(RECORDS SUPPLIED begins)
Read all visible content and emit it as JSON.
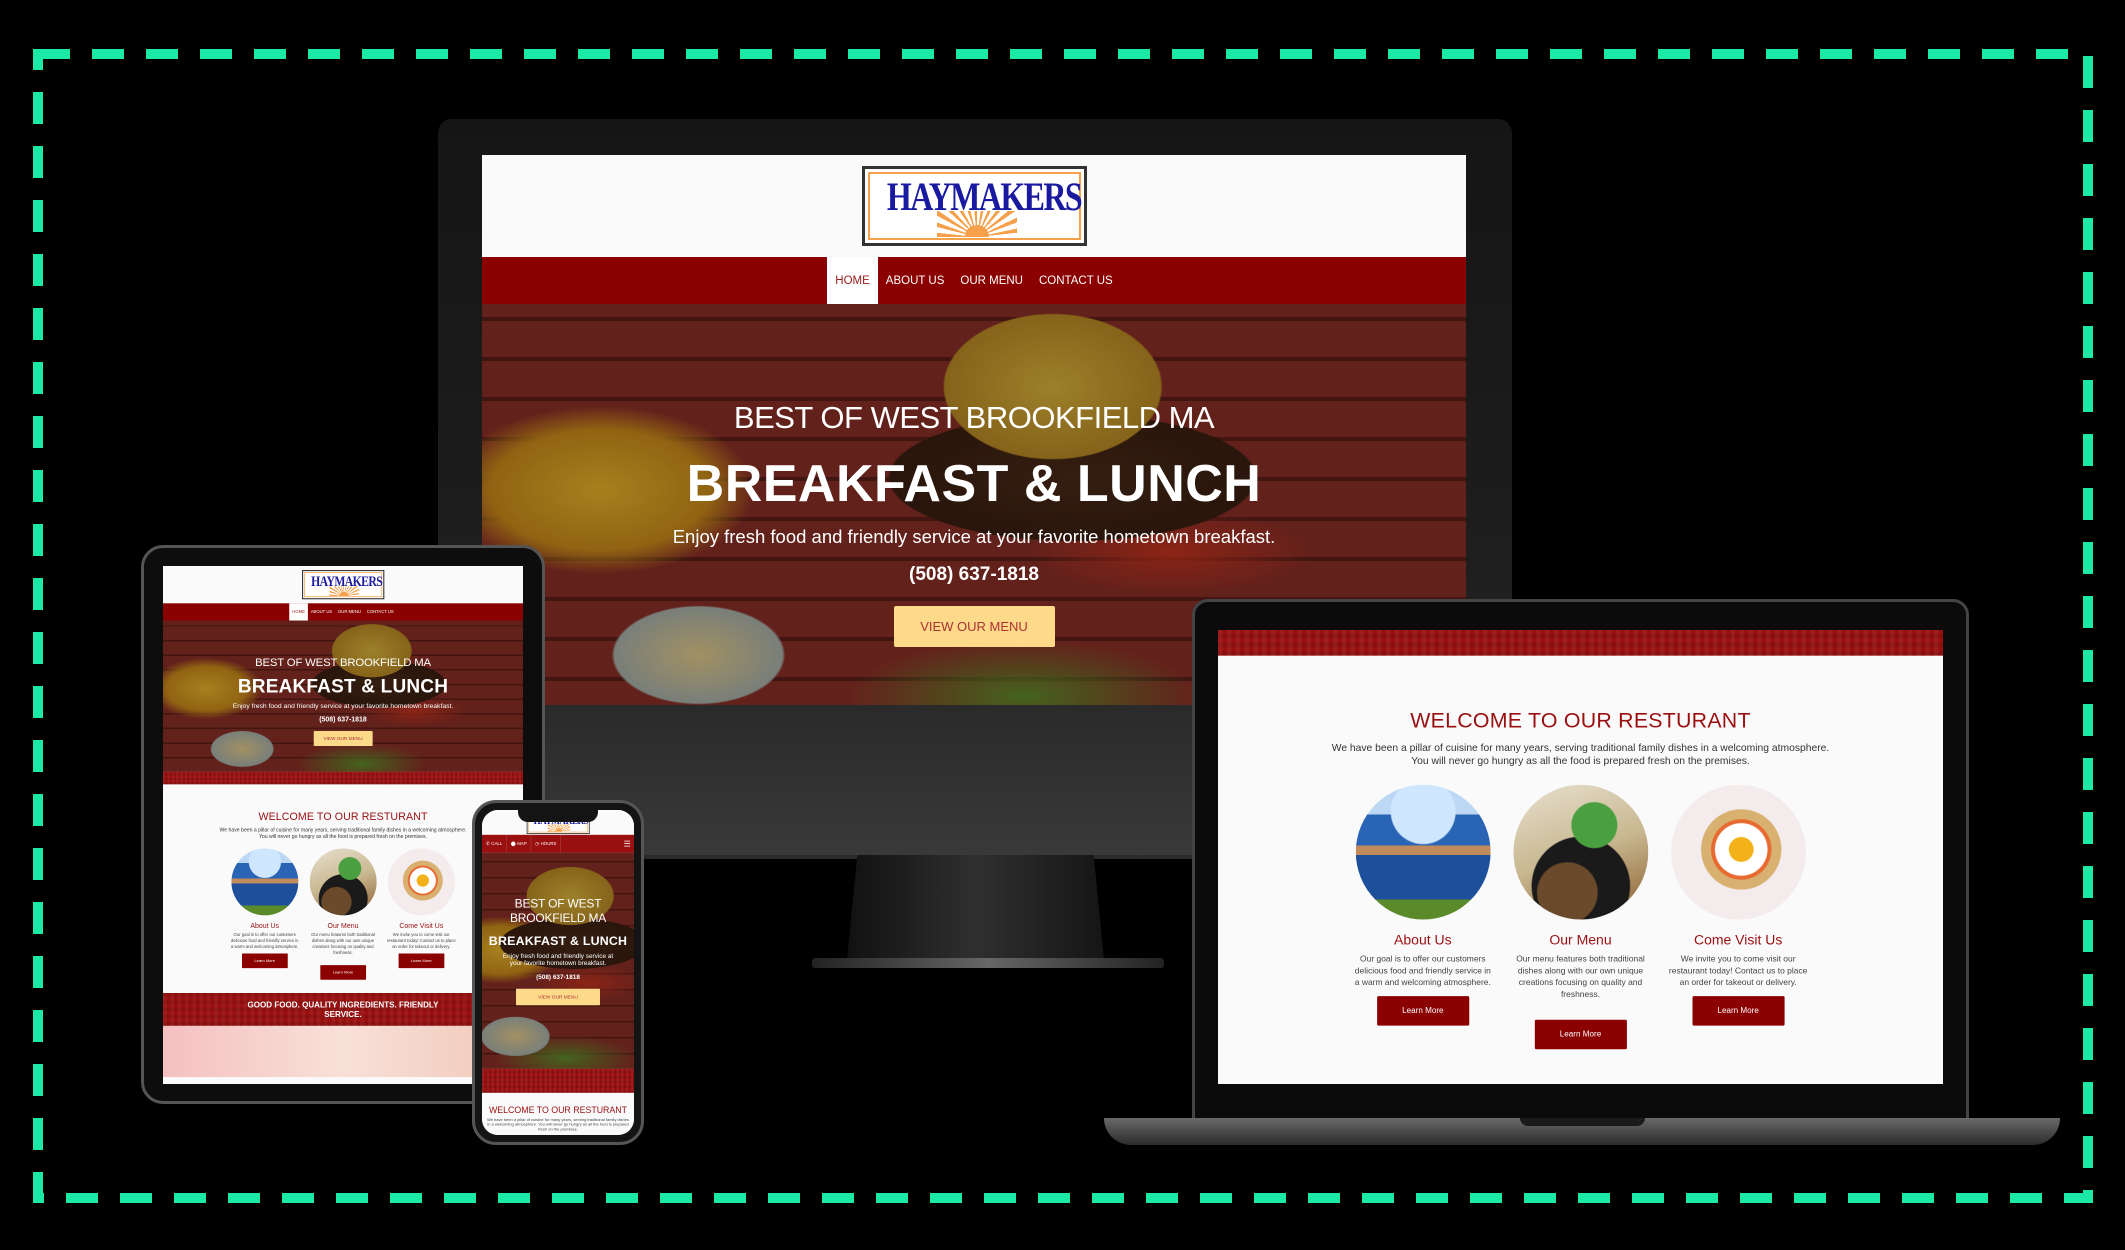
{
  "site": {
    "logo_text": "HAYMAKERS",
    "nav": [
      {
        "label": "HOME",
        "active": true
      },
      {
        "label": "ABOUT US"
      },
      {
        "label": "OUR MENU"
      },
      {
        "label": "CONTACT US"
      }
    ],
    "hero": {
      "kicker": "BEST OF WEST BROOKFIELD MA",
      "title": "BREAKFAST & LUNCH",
      "subtitle": "Enjoy fresh food and friendly service at your favorite hometown breakfast.",
      "phone": "(508) 637-1818",
      "cta": "VIEW OUR MENU"
    },
    "welcome": {
      "title": "WELCOME TO OUR RESTURANT",
      "intro": "We have been a pillar of cuisine for many years, serving traditional family dishes in a welcoming atmosphere. You will never go hungry as all the food is prepared fresh on the premises.",
      "cards": [
        {
          "title": "About Us",
          "text": "Our goal is to offer our customers delicious food and friendly service in a warm and welcoming atmosphere.",
          "button": "Learn More"
        },
        {
          "title": "Our Menu",
          "text": "Our menu features both traditional dishes along with our own unique creations focusing on quality and freshness.",
          "button": "Learn More"
        },
        {
          "title": "Come Visit Us",
          "text": "We invite you to come visit our restaurant today! Contact us to place an order for takeout or delivery.",
          "button": "Learn More"
        }
      ]
    },
    "footer_band": "GOOD FOOD. QUALITY INGREDIENTS. FRIENDLY SERVICE."
  },
  "mobile": {
    "actions": [
      {
        "label": "CALL",
        "icon": "phone-icon"
      },
      {
        "label": "MAP",
        "icon": "map-pin-icon"
      },
      {
        "label": "HOURS",
        "icon": "clock-icon"
      }
    ],
    "menu_icon": "hamburger-icon"
  },
  "colors": {
    "frame_dash": "#1de9a6",
    "brand_red": "#8b0000",
    "cta_yellow": "#fdd98a",
    "logo_blue": "#1a1aa0",
    "logo_orange": "#f5a04a"
  }
}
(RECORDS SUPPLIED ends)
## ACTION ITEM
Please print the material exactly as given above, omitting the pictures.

## RESULT OF THIS EXERCISE
Read all visible content and emit it as JSON.
{
  "site": {
    "logo_text": "HAYMAKERS",
    "nav": [
      {
        "label": "HOME",
        "active": true
      },
      {
        "label": "ABOUT US"
      },
      {
        "label": "OUR MENU"
      },
      {
        "label": "CONTACT US"
      }
    ],
    "hero": {
      "kicker": "BEST OF WEST BROOKFIELD MA",
      "title": "BREAKFAST & LUNCH",
      "subtitle": "Enjoy fresh food and friendly service at your favorite hometown breakfast.",
      "phone": "(508) 637-1818",
      "cta": "VIEW OUR MENU"
    },
    "welcome": {
      "title": "WELCOME TO OUR RESTURANT",
      "intro": "We have been a pillar of cuisine for many years, serving traditional family dishes in a welcoming atmosphere. You will never go hungry as all the food is prepared fresh on the premises.",
      "cards": [
        {
          "title": "About Us",
          "text": "Our goal is to offer our customers delicious food and friendly service in a warm and welcoming atmosphere.",
          "button": "Learn More"
        },
        {
          "title": "Our Menu",
          "text": "Our menu features both traditional dishes along with our own unique creations focusing on quality and freshness.",
          "button": "Learn More"
        },
        {
          "title": "Come Visit Us",
          "text": "We invite you to come visit our restaurant today! Contact us to place an order for takeout or delivery.",
          "button": "Learn More"
        }
      ]
    },
    "footer_band": "GOOD FOOD. QUALITY INGREDIENTS. FRIENDLY SERVICE."
  },
  "mobile": {
    "actions": [
      {
        "label": "CALL",
        "icon": "phone-icon"
      },
      {
        "label": "MAP",
        "icon": "map-pin-icon"
      },
      {
        "label": "HOURS",
        "icon": "clock-icon"
      }
    ],
    "menu_icon": "hamburger-icon"
  },
  "colors": {
    "frame_dash": "#1de9a6",
    "brand_red": "#8b0000",
    "cta_yellow": "#fdd98a",
    "logo_blue": "#1a1aa0",
    "logo_orange": "#f5a04a"
  }
}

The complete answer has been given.